- [Extracted information]:
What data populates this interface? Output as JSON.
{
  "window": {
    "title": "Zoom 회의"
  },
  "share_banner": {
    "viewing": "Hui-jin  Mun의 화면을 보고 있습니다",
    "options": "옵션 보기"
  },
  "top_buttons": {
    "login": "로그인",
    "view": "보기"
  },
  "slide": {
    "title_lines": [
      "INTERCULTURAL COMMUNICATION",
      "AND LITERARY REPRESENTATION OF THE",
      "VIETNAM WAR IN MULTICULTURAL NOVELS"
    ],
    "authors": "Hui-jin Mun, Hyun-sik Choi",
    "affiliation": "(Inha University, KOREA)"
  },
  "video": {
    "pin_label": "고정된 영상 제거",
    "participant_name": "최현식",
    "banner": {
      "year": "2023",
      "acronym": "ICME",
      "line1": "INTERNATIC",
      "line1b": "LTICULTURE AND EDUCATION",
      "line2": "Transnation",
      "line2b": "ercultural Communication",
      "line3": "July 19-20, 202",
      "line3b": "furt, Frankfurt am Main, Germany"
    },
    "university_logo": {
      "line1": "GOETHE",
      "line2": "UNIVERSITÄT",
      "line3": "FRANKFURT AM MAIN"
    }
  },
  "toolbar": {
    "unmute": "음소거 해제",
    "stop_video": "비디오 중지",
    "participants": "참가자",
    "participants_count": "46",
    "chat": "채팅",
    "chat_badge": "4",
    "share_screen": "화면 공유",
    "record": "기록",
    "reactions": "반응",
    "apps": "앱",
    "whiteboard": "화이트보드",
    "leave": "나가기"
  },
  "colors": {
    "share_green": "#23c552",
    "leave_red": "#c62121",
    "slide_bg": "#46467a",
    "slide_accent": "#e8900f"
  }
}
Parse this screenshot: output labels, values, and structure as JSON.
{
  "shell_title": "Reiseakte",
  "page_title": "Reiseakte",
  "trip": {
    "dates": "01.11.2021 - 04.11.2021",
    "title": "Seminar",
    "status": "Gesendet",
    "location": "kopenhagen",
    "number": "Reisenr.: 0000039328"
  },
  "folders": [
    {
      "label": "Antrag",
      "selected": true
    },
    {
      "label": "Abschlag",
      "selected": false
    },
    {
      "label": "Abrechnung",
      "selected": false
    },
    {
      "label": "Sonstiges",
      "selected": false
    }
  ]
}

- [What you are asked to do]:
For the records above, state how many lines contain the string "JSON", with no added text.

- [Response box]:
2